Extranodal natural killer/T‐cell lymphoma (ENKL), nasal‐type is a rare but highly aggressive disease with poor prognosis. Optimal treatment strategies for newly diagnosed localized ENKL have not been fully defined. Here we retrospectively analyzed 72 patients with newly diagnosed stage IE/IIE ENKL treated with gemcitabine, dexamethasone, and cisplatin (GDP) regimen chemotherapy with sandwiched radiotherapy in our department between May 2012 and September 2014. After 2 cycles of GDP induction chemotherapy, the complete response rate (CRR) and overall response rate (ORR) were 30.6% (22/72) and 91.7% (66/72). After whole treatment completion, the CRR and ORR were 81.9% (59/72) and 91.7% (66/72), respectively. With a median follow‐up of 57.8 months (Interquartile Range 54.0‐64.5 months), the 5‐year progression‐free survival rate was 70.9% (95% CI, 60.1% to 81.7%), and the 5‐year overall survival rate was 72.0% (95% CI, 61.6% to 82.4%), respectively. Patients with CRR after treatment had better prognosis than their counterparts. The major adverse events were myelosuppression, liver dysfunction, gemcitabine‐related skin rash, and digestive tract toxicities. Grade 3 to 4 neutropenia and thrombocytopenia were 18.0% (13/72) and 15.3% (11/72), respectively. No treatment related deaths were observed. It is concluded that the GDP regimen with sandwiched radiotherapy was an effective and well‐tolerated treatment for newly diagnosed stage IE/IIE ENKL, nasal‐type. Here we retrospectively analyzed 72 patients with newly diagnosed stage IE/IIE ENKL treated with gemcitabine, dexamethasone, and cisplatin (GDP) regimen chemotherapy with sandwiched radiotherapy in our department.

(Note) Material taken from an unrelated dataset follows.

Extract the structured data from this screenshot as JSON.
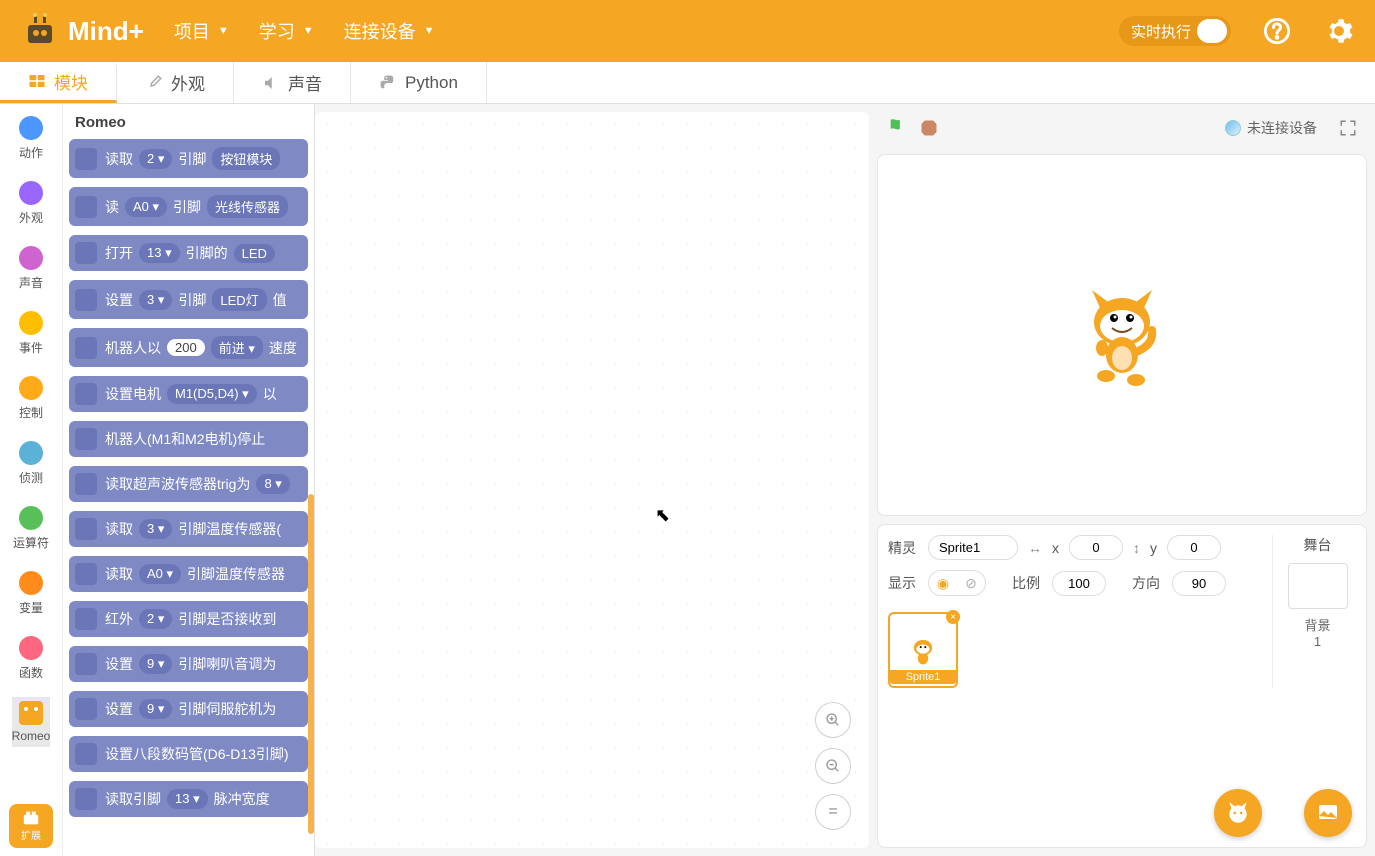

This study provides evidence to confirm sandwich chemoradiation with GDP regimen as highly effective treatment with markedly less toxicities in early stage ENKL.
Chemotherapy ; Extranodal Natural Killer/T Cell Lymphoma ; Nasal‐Type ; Gdp Regimen ; Gemcitabine ; Radiotherapy